PUMPING billions of cubic metres of water into a vanishing African lake sounds like a fanciful way of weakening one of the world’s most brutal terrorist groups.
Yet experts believe that an ambitious plan to build a 1,500 mile-long canal through the heart of Africa to reverse one of the worst ecological catastrophes in modern times could also help curb the influence of Boko Haram.
Over the past 50 years Lake Chad — once the third-largest in Africa — has shrunk by 90%, destroying the lives of many of the 30m people who had relied on its waters to fish, farm and graze animals.
Experts warn that this, in turn, has helped turn the area around its shores into a fertile recruiting ground for Boko Haram, the murderous jihadist group trying to carve out an Islamic caliphate in northeast Nigeria.
“The shrinking of Lake Chad has affected the livelihoods of millions of people in the region; people who need to find alternative ways to survive,” said Jacob Zenn, an expert on Boko Haram at the Jamestown Foundation, the US think tank.
“It is highly likely some of these people have joined Boko Haram. If you give [a] livelihood to people who have lost their livelihood, you take away one of the key factors that allows insurgents to exist.”
There is little stomach in western capitals to fund the construction of the canal, which would stretch from the Democratic Republic of Congo to Lake Chad via the Central African Republic, costing billions of dollars and many years to complete.
However, as the intensity of Boko Haram’s attacks increases, officials are desperately scrabbling for a solution to the insurgency.
In recent weeks the militants have unleashed a string of vicious attacks, including on Baga and Doron Baga, two neighbouring towns by Lake Chad, that began on January 3.
The death toll from the twin attacks is unknown but some local officials say more than 2,000 people were slaughtered in what Amnesty International has called the “largest and most destructive” incident of the five-year insurgency.
Following what has become a disturbingly familiar pattern, survivors of the raid described seeing Boko Haram gunmen arrive aboard pick-up trucks mounted with machineguns. They then stormed the houses, murdering men of fighting age and taking young women as slaves.
Other survivors who fled in canoes to islands on the lake said they saw the bodies of dead children and women scattered throughout the towns and in the surrounding bush.
“We saw corpses floating in the water with their hands and leg tied up with ropes,” said Hassan Garba, 51, a member of a local vigilante group from the town of Baga. “We saw so many bodies. They were killed as they tried to flee.”
Satellite images of the devastation show that after four days of killing and pillaging the gunmen had burnt down several thousand buildings in Doron Baga — more than half of the town.
There is a growing clamour for an international military force to be deployed in Nigeria to thwart Boko Haram’s steady advance across the northeast.
Last week John Kerry, the US secretary of state, held talks with Philip Hammond, the British foreign secretary, to discuss a new initiative to address Boko Haram, although neither has elaborated on the ideas put forward.
Many experts believe military intervention will fail and that a longer-term solution based on developing the areas most affected by the insurgency is needed.
Perhaps in a sign of the increasing desperation to find a solution, refilling Lake Chad appears to be a proposition whose appeal is growing.
“There is no way you will ever solve a terrorist situation with military means,” said Lawrence Freeman, vice-chairman of the scientific committee of the Lake Chad Basin Commission.
“The canal is one way of dealing with Boko Haram.
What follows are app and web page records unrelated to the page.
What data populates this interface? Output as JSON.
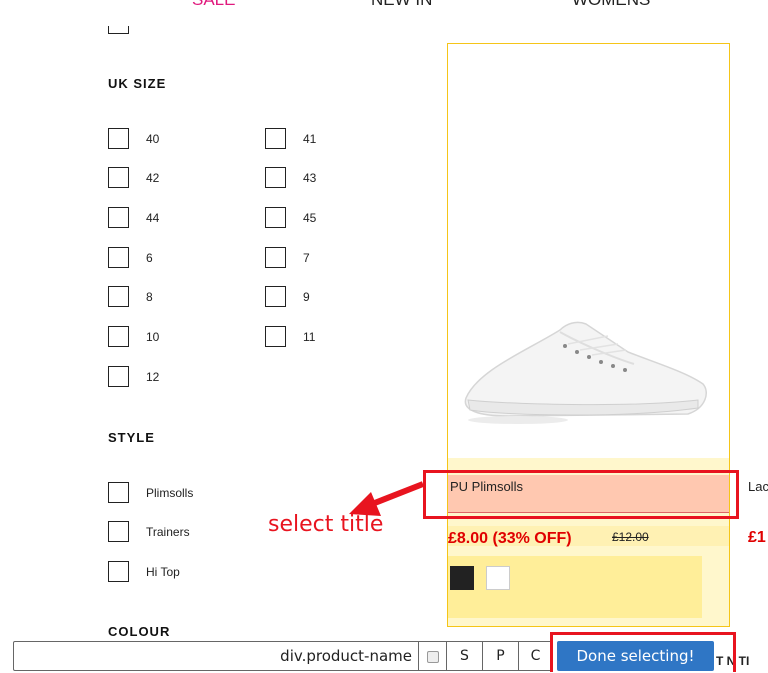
{
  "nav": {
    "sale": "SALE",
    "new_in": "NEW IN",
    "womens": "WOMENS"
  },
  "filters": {
    "uk_size": {
      "heading": "UK SIZE",
      "options": [
        "40",
        "41",
        "42",
        "43",
        "44",
        "45",
        "6",
        "7",
        "8",
        "9",
        "10",
        "11",
        "12"
      ]
    },
    "style": {
      "heading": "STYLE",
      "options": [
        "Plimsolls",
        "Trainers",
        "Hi Top"
      ]
    },
    "colour": {
      "heading": "COLOUR"
    }
  },
  "product": {
    "name": "PU Plimsolls",
    "price": "£8.00 (33% OFF)",
    "old_price": "£12.00",
    "swatches": [
      "#222222",
      "#ffffff"
    ]
  },
  "next_product": {
    "name_fragment": "Lac",
    "price_fragment": "£1",
    "label_fragment": "T N TI"
  },
  "annotation": {
    "text": "select title",
    "color": "#e8141f"
  },
  "selector_toolbar": {
    "selector_value": "div.product-name",
    "buttons": [
      "S",
      "P",
      "C"
    ],
    "done_label": "Done selecting!"
  },
  "colors": {
    "sale": "#e0197d",
    "price": "#e00000",
    "highlight_border": "#f5c518",
    "done_button": "#2f76c5"
  }
}
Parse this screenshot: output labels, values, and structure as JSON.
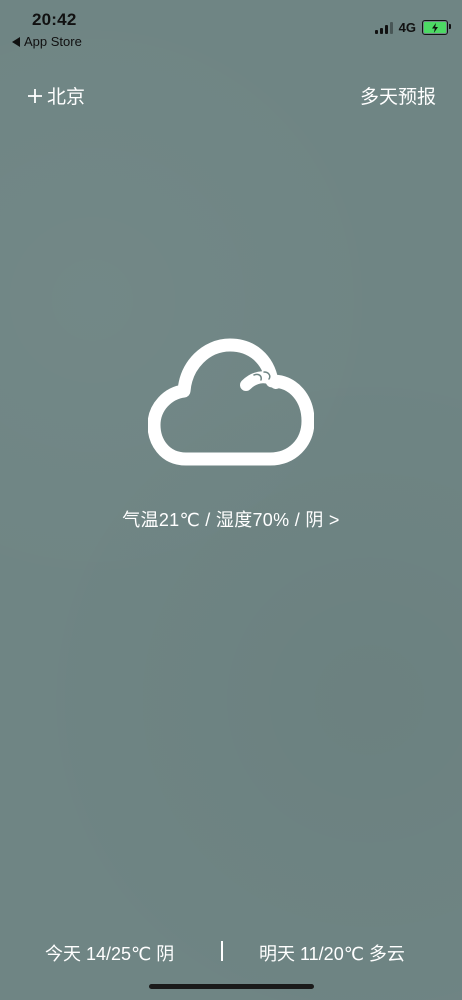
{
  "status_bar": {
    "time": "20:42",
    "back_app": "App Store",
    "network": "4G"
  },
  "nav": {
    "city": "北京",
    "forecast_label": "多天预报"
  },
  "current": {
    "condition_icon": "cloud-icon",
    "summary": "气温21℃ / 湿度70% / 阴 >"
  },
  "forecast": {
    "today": "今天 14/25℃ 阴",
    "tomorrow": "明天 11/20℃ 多云"
  },
  "colors": {
    "background": "#6f8584",
    "foreground": "#ffffff",
    "battery": "#4cd964"
  }
}
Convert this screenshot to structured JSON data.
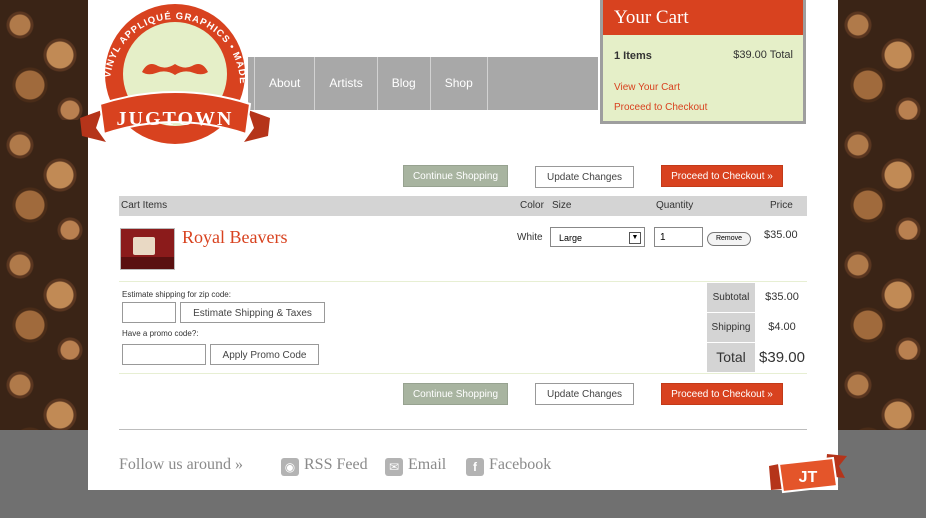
{
  "brand": {
    "name": "JUGTOWN",
    "ring_text": "VINYL APPLIQUÉ GRAPHICS • MADE TO ORDER",
    "badge": "JT",
    "colors": {
      "accent": "#d8421f",
      "cart_bg": "#e5efc8",
      "nav_bg": "#a8a8a8"
    }
  },
  "nav": {
    "items": [
      "About",
      "Artists",
      "Blog",
      "Shop"
    ]
  },
  "mini_cart": {
    "title": "Your Cart",
    "items": "1 Items",
    "total": "$39.00 Total",
    "view_link": "View Your Cart",
    "checkout_link": "Proceed to Checkout"
  },
  "buttons": {
    "continue": "Continue Shopping",
    "update": "Update Changes",
    "checkout": "Proceed to Checkout »"
  },
  "table": {
    "headers": {
      "items": "Cart Items",
      "color": "Color",
      "size": "Size",
      "quantity": "Quantity",
      "price": "Price"
    },
    "rows": [
      {
        "name": "Royal Beavers",
        "color": "White",
        "size": "Large",
        "quantity": "1",
        "remove": "Remove",
        "price": "$35.00"
      }
    ]
  },
  "shipping": {
    "zip_label": "Estimate shipping for zip code:",
    "zip_button": "Estimate Shipping & Taxes",
    "promo_label": "Have a promo code?:",
    "promo_button": "Apply Promo Code"
  },
  "totals": {
    "subtotal_label": "Subtotal",
    "subtotal": "$35.00",
    "shipping_label": "Shipping",
    "shipping": "$4.00",
    "total_label": "Total",
    "total": "$39.00"
  },
  "footer": {
    "follow": "Follow us around »",
    "links": [
      {
        "label": "RSS Feed",
        "icon": "rss-icon"
      },
      {
        "label": "Email",
        "icon": "email-icon"
      },
      {
        "label": "Facebook",
        "icon": "facebook-icon"
      }
    ]
  }
}
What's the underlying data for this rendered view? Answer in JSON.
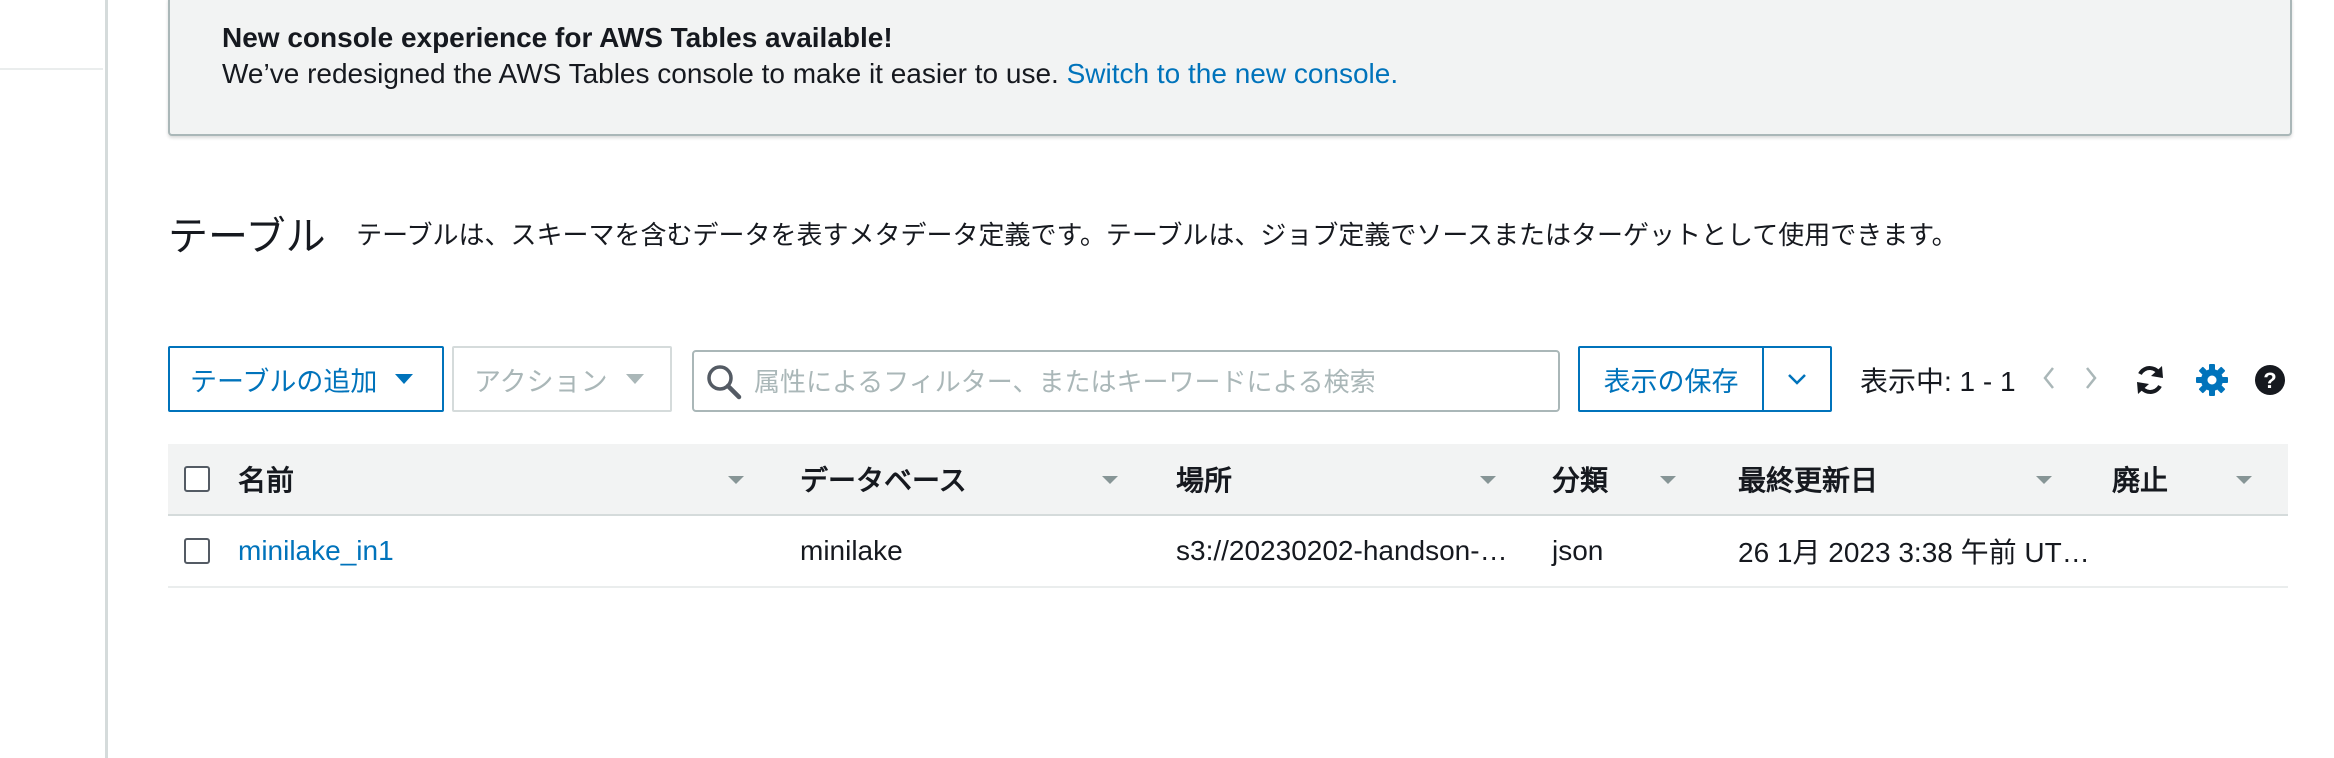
{
  "banner": {
    "title": "New console experience for AWS Tables available!",
    "body": "We’ve redesigned the AWS Tables console to make it easier to use.",
    "link": "Switch to the new console."
  },
  "header": {
    "title": "テーブル",
    "description": "テーブルは、スキーマを含むデータを表すメタデータ定義です。テーブルは、ジョブ定義でソースまたはターゲットとして使用できます。"
  },
  "toolbar": {
    "add_label": "テーブルの追加",
    "action_label": "アクション",
    "search_placeholder": "属性によるフィルター、またはキーワードによる検索",
    "save_view_label": "表示の保存",
    "pager_text": "表示中: 1 - 1"
  },
  "table": {
    "columns": [
      "名前",
      "データベース",
      "場所",
      "分類",
      "最終更新日",
      "廃止"
    ],
    "rows": [
      {
        "name": "minilake_in1",
        "database": "minilake",
        "location": "s3://20230202-handson-…",
        "classification": "json",
        "last_updated": "26 1月 2023 3:38 午前 UT…",
        "deprecated": ""
      }
    ]
  },
  "colors": {
    "link": "#0073bb",
    "border": "#aab7b8",
    "header_bg": "#f2f3f3",
    "disabled": "#aab7b8"
  },
  "icons": [
    "search-icon",
    "chevron-down-icon",
    "chevron-left-icon",
    "chevron-right-icon",
    "refresh-icon",
    "gear-icon",
    "help-icon"
  ]
}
If you put people in desperate situations they will turn to desperate ways to survive. This is what we are seeing in the region.”